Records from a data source
▬▬▬▬▬▬

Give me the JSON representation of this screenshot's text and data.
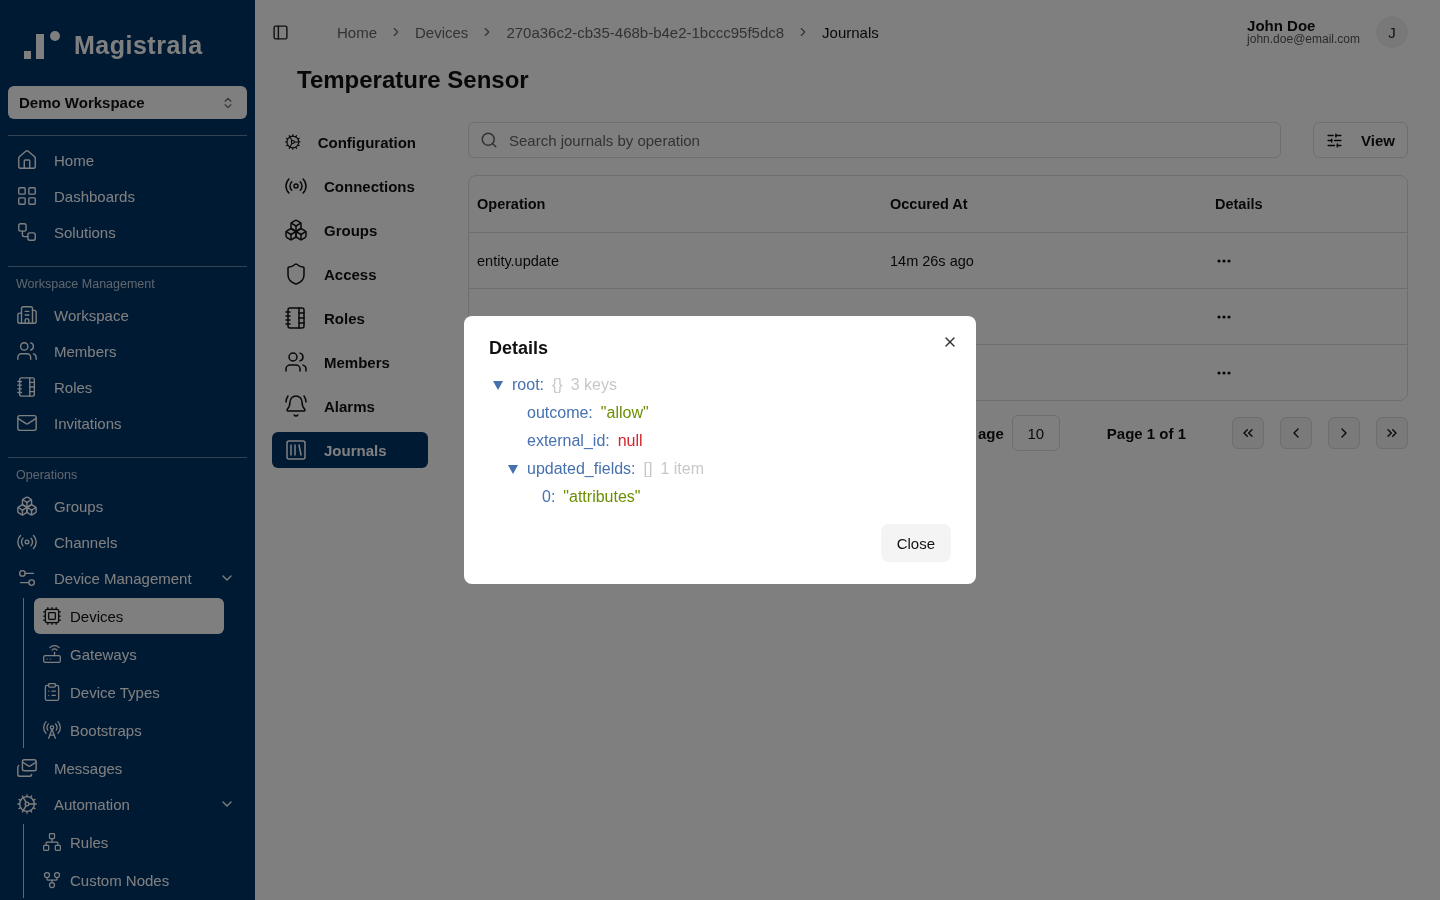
{
  "sidebar": {
    "brand": "Magistrala",
    "workspace_selector": "Demo Workspace",
    "sections": [
      {
        "items": [
          {
            "label": "Home",
            "selected": false
          },
          {
            "label": "Dashboards",
            "selected": false
          },
          {
            "label": "Solutions",
            "selected": false
          }
        ]
      },
      {
        "heading": "Workspace Management",
        "items": [
          {
            "label": "Workspace",
            "selected": false
          },
          {
            "label": "Members",
            "selected": false
          },
          {
            "label": "Roles",
            "selected": false
          },
          {
            "label": "Invitations",
            "selected": false
          }
        ]
      },
      {
        "heading": "Operations",
        "items": [
          {
            "label": "Groups",
            "selected": false
          },
          {
            "label": "Channels",
            "selected": false
          },
          {
            "label": "Device Management",
            "selected": false,
            "expanded": true,
            "children": [
              {
                "label": "Devices",
                "selected": true
              },
              {
                "label": "Gateways",
                "selected": false
              },
              {
                "label": "Device Types",
                "selected": false
              },
              {
                "label": "Bootstraps",
                "selected": false
              }
            ]
          },
          {
            "label": "Messages",
            "selected": false
          },
          {
            "label": "Automation",
            "selected": false,
            "expanded": true,
            "children": [
              {
                "label": "Rules",
                "selected": false
              },
              {
                "label": "Custom Nodes",
                "selected": false
              }
            ]
          }
        ]
      }
    ]
  },
  "breadcrumbs": [
    "Home",
    "Devices",
    "270a36c2-cb35-468b-b4e2-1bccc95f5dc8",
    "Journals"
  ],
  "user": {
    "name": "John Doe",
    "email": "john.doe@email.com",
    "initial": "J"
  },
  "page_title": "Temperature Sensor",
  "entity_tabs": [
    {
      "label": "Configuration",
      "selected": false
    },
    {
      "label": "Connections",
      "selected": false
    },
    {
      "label": "Groups",
      "selected": false
    },
    {
      "label": "Access",
      "selected": false
    },
    {
      "label": "Roles",
      "selected": false
    },
    {
      "label": "Members",
      "selected": false
    },
    {
      "label": "Alarms",
      "selected": false
    },
    {
      "label": "Journals",
      "selected": true
    }
  ],
  "search": {
    "placeholder": "Search journals by operation"
  },
  "view_button": "View",
  "table": {
    "columns": [
      "Operation",
      "Occured At",
      "Details"
    ],
    "rows": [
      {
        "operation": "entity.update",
        "occurred_at": "14m 26s ago"
      },
      {
        "operation": null,
        "occurred_at": null
      },
      {
        "operation": null,
        "occurred_at": null
      }
    ]
  },
  "pagination": {
    "rows_label": "age",
    "page_size": "10",
    "page_info": "Page 1 of 1"
  },
  "details_dialog": {
    "title": "Details",
    "close_button": "Close",
    "tree": {
      "key": "root:",
      "kind": "object",
      "expanded": true,
      "brace": "{}",
      "summary": "3 keys",
      "children": [
        {
          "key": "outcome:",
          "kind": "string",
          "value": "\"allow\""
        },
        {
          "key": "external_id:",
          "kind": "null",
          "value": "null"
        },
        {
          "key": "updated_fields:",
          "kind": "array",
          "expanded": true,
          "brace": "[]",
          "summary": "1 item",
          "children": [
            {
              "key": "0:",
              "kind": "string",
              "value": "\"attributes\""
            }
          ]
        }
      ]
    }
  }
}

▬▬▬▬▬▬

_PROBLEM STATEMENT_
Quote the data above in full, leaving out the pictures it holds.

_ANSWER SPACE_
Give me the JSON representation of this screenshot's text and data.
{
  "sidebar": {
    "brand": "Magistrala",
    "workspace_selector": "Demo Workspace",
    "sections": [
      {
        "items": [
          {
            "label": "Home",
            "selected": false
          },
          {
            "label": "Dashboards",
            "selected": false
          },
          {
            "label": "Solutions",
            "selected": false
          }
        ]
      },
      {
        "heading": "Workspace Management",
        "items": [
          {
            "label": "Workspace",
            "selected": false
          },
          {
            "label": "Members",
            "selected": false
          },
          {
            "label": "Roles",
            "selected": false
          },
          {
            "label": "Invitations",
            "selected": false
          }
        ]
      },
      {
        "heading": "Operations",
        "items": [
          {
            "label": "Groups",
            "selected": false
          },
          {
            "label": "Channels",
            "selected": false
          },
          {
            "label": "Device Management",
            "selected": false,
            "expanded": true,
            "children": [
              {
                "label": "Devices",
                "selected": true
              },
              {
                "label": "Gateways",
                "selected": false
              },
              {
                "label": "Device Types",
                "selected": false
              },
              {
                "label": "Bootstraps",
                "selected": false
              }
            ]
          },
          {
            "label": "Messages",
            "selected": false
          },
          {
            "label": "Automation",
            "selected": false,
            "expanded": true,
            "children": [
              {
                "label": "Rules",
                "selected": false
              },
              {
                "label": "Custom Nodes",
                "selected": false
              }
            ]
          }
        ]
      }
    ]
  },
  "breadcrumbs": [
    "Home",
    "Devices",
    "270a36c2-cb35-468b-b4e2-1bccc95f5dc8",
    "Journals"
  ],
  "user": {
    "name": "John Doe",
    "email": "john.doe@email.com",
    "initial": "J"
  },
  "page_title": "Temperature Sensor",
  "entity_tabs": [
    {
      "label": "Configuration",
      "selected": false
    },
    {
      "label": "Connections",
      "selected": false
    },
    {
      "label": "Groups",
      "selected": false
    },
    {
      "label": "Access",
      "selected": false
    },
    {
      "label": "Roles",
      "selected": false
    },
    {
      "label": "Members",
      "selected": false
    },
    {
      "label": "Alarms",
      "selected": false
    },
    {
      "label": "Journals",
      "selected": true
    }
  ],
  "search": {
    "placeholder": "Search journals by operation"
  },
  "view_button": "View",
  "table": {
    "columns": [
      "Operation",
      "Occured At",
      "Details"
    ],
    "rows": [
      {
        "operation": "entity.update",
        "occurred_at": "14m 26s ago"
      },
      {
        "operation": null,
        "occurred_at": null
      },
      {
        "operation": null,
        "occurred_at": null
      }
    ]
  },
  "pagination": {
    "rows_label": "age",
    "page_size": "10",
    "page_info": "Page 1 of 1"
  },
  "details_dialog": {
    "title": "Details",
    "close_button": "Close",
    "tree": {
      "key": "root:",
      "kind": "object",
      "expanded": true,
      "brace": "{}",
      "summary": "3 keys",
      "children": [
        {
          "key": "outcome:",
          "kind": "string",
          "value": "\"allow\""
        },
        {
          "key": "external_id:",
          "kind": "null",
          "value": "null"
        },
        {
          "key": "updated_fields:",
          "kind": "array",
          "expanded": true,
          "brace": "[]",
          "summary": "1 item",
          "children": [
            {
              "key": "0:",
              "kind": "string",
              "value": "\"attributes\""
            }
          ]
        }
      ]
    }
  }
}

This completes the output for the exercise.